▶ **Work to be completed**: Using the word "django" as the filter, copy each matching line from the records.

▶ **Record extracts**:

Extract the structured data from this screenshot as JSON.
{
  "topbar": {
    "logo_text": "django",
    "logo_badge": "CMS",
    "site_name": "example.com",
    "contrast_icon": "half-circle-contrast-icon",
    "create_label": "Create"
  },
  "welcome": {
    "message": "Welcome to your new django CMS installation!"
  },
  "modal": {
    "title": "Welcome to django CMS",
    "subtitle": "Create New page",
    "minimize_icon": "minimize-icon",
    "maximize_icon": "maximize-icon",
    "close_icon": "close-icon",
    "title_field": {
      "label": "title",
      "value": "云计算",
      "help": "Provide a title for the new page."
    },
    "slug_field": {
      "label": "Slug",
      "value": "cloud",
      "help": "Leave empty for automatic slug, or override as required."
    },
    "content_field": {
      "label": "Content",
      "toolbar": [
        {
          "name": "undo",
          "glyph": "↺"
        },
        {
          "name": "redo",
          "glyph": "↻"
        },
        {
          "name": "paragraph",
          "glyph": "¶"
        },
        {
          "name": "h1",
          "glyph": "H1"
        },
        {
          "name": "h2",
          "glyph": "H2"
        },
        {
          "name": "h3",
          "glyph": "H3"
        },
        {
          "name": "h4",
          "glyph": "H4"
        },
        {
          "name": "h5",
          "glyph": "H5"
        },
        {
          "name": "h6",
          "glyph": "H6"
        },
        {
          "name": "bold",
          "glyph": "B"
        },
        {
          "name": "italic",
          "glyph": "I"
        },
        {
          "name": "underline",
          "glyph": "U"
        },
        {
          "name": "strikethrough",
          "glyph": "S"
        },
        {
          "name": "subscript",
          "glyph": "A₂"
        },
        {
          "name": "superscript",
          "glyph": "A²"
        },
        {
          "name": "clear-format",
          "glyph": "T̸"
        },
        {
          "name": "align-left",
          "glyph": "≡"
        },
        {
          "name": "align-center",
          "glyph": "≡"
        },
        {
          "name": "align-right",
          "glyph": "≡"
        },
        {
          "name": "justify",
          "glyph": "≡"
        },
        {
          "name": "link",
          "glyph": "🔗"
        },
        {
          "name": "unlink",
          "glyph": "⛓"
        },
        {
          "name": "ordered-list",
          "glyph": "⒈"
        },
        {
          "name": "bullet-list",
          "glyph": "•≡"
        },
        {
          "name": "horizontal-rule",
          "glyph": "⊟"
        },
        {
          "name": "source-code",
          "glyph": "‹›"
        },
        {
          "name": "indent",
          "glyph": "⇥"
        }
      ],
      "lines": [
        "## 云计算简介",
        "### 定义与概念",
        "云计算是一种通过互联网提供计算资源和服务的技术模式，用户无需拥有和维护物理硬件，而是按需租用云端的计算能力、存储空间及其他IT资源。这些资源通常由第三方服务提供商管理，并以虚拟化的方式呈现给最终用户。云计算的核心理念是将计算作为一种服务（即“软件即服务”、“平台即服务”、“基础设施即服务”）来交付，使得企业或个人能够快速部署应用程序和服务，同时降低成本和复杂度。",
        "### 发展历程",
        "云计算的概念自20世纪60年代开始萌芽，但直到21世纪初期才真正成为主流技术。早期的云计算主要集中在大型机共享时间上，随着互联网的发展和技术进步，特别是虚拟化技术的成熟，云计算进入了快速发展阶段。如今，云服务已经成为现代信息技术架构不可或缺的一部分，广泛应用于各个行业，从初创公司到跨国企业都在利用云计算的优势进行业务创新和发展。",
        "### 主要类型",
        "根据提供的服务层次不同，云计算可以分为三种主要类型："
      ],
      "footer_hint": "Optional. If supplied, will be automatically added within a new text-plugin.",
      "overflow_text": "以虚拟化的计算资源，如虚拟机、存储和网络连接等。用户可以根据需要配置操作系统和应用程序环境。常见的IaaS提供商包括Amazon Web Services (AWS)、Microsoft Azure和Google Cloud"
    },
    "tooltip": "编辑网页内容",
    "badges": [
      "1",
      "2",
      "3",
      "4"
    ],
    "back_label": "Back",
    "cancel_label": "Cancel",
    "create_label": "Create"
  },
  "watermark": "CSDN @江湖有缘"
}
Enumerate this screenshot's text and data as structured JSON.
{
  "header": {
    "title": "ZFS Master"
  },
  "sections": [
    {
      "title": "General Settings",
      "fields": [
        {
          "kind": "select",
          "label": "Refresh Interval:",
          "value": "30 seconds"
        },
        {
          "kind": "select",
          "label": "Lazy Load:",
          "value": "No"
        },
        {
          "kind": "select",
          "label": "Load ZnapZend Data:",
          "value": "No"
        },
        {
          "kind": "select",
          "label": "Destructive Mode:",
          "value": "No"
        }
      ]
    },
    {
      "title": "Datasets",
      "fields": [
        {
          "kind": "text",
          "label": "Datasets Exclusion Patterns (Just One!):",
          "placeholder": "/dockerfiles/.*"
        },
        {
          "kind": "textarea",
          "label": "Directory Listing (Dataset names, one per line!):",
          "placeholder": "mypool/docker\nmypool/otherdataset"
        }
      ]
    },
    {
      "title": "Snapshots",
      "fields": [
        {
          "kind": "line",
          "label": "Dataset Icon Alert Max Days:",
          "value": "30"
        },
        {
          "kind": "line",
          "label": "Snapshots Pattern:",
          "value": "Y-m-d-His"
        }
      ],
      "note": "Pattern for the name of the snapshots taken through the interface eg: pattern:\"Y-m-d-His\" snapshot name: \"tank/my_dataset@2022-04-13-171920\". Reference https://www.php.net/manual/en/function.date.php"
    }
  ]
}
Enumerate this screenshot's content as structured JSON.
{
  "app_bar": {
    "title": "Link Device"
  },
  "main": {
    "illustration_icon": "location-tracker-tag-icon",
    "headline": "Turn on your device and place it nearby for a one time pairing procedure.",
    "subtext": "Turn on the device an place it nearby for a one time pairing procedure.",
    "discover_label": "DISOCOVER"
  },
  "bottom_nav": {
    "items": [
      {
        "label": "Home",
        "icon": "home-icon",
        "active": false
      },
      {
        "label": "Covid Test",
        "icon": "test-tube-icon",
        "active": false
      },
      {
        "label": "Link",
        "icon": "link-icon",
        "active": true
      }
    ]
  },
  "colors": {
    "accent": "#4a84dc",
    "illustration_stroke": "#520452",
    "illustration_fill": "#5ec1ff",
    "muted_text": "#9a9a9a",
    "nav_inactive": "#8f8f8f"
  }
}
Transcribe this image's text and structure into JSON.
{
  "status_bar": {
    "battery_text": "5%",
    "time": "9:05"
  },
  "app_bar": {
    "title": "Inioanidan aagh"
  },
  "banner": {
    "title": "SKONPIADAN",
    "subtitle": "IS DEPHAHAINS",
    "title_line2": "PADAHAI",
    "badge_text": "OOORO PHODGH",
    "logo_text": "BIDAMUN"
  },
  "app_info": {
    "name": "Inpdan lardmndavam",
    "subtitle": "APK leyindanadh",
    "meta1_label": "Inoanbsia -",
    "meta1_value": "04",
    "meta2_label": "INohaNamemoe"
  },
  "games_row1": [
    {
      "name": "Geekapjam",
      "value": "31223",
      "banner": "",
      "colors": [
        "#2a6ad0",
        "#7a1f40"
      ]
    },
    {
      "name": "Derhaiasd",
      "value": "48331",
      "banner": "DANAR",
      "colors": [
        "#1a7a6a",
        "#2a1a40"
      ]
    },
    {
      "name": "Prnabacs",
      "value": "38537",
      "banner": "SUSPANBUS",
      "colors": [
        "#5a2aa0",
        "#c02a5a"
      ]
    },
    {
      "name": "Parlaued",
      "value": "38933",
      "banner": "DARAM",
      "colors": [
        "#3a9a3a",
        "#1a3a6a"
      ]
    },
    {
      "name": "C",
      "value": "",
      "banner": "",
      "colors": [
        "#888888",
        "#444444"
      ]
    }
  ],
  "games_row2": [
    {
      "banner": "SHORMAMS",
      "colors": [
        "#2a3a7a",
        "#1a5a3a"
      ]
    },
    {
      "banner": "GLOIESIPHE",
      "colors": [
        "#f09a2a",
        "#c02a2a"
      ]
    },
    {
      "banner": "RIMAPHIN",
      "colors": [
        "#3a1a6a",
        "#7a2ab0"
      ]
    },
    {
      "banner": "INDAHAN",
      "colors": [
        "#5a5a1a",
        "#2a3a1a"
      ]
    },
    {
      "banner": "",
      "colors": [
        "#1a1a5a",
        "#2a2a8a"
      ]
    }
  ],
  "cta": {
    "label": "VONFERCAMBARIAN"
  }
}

▶ **Final answer**:
    "logo_text": "django",
    "message": "Welcome to your new django CMS installation!"
    "title": "Welcome to django CMS",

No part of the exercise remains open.